Looking at verses 1-2, why would a human directly call upon "heavenly beings" (or "angels")?* What is it that the writer of this psalms wants the "heavenly beings" to do?
3 The voice of the Lord is over the waters;
the God of glory thunders,
the Lord thunders over the mighty waters.
4 The voice of the Lord is powerful;
the voice of the Lord is majestic.
5 The voice of the Lord breaks the cedars;
the Lord breaks in pieces the cedars of Lebanon.
6 He makes Lebanon leap like a calf,
Sirion like a young wild ox.
7 The voice of the Lord strikes
with flashes of lightning.
8 The voice of the Lord shakes the desert;
the Lord shakes the Desert of Kadesh.
9 The voice of the Lord twists the oaks
and strips the forests bare.
And in his temple all cry, “Glory!”
Spend some moments in a creative brainstorming session. In verses 3-9, first make a list of what the voice of God does and, second, try adding a few of your own vivid contemporary descriptions:
Lebanon is considered the mountainous region north of Israel. Sirion is a reference to Mount Hermon in Lebanon & Syria, whose waters flow into the Sea of Galilee. With this in mind, describe both the humorous imagination of verse 6 and its powerful meaning:
10 The Lord sits enthroned over the flood;
the Lord is enthroned as King forever.
11 The Lord gives strength to his people;
the Lord blesses his people with peace. NIV
How do the descriptions about God's voice relate to verses 10-11?
In what areas of life do you (or the people you know) need to hear of the truths of verses 10-11?
::::: DIGGING DEEPER :::::
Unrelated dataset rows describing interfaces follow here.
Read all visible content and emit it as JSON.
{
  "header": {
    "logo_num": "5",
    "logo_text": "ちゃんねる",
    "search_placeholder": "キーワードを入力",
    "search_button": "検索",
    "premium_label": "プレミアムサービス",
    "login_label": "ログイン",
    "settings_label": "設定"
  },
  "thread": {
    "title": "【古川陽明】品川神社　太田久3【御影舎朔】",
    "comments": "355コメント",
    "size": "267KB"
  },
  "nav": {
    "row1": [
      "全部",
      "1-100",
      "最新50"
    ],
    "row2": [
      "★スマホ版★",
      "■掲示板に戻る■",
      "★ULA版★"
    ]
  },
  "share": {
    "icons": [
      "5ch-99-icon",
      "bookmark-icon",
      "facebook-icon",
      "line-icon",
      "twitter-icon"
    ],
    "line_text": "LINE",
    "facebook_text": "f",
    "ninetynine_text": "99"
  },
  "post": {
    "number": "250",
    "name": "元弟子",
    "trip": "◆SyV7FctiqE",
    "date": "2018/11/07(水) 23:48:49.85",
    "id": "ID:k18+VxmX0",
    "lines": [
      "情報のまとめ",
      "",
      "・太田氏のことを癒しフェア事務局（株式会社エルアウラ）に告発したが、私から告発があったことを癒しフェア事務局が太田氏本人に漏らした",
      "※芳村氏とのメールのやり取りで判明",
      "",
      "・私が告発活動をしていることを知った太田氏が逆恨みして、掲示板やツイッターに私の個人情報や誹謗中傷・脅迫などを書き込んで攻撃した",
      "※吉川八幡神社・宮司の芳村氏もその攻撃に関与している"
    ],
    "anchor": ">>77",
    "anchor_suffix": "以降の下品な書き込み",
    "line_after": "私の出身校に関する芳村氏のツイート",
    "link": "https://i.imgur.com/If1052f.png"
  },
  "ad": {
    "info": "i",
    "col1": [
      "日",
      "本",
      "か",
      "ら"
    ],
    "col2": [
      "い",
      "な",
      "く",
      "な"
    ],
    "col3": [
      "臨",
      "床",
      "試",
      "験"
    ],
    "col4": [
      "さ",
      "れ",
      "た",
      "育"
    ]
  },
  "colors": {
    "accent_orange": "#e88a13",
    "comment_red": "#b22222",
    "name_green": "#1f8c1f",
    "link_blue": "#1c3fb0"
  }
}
After having studied this psalm, revisit verse 1. Ask yourself again why humanity would address the "heavenly beings" (or "angels")*. What is the writer of this psalm trying to accomplish?
* Literally, "Sons of God".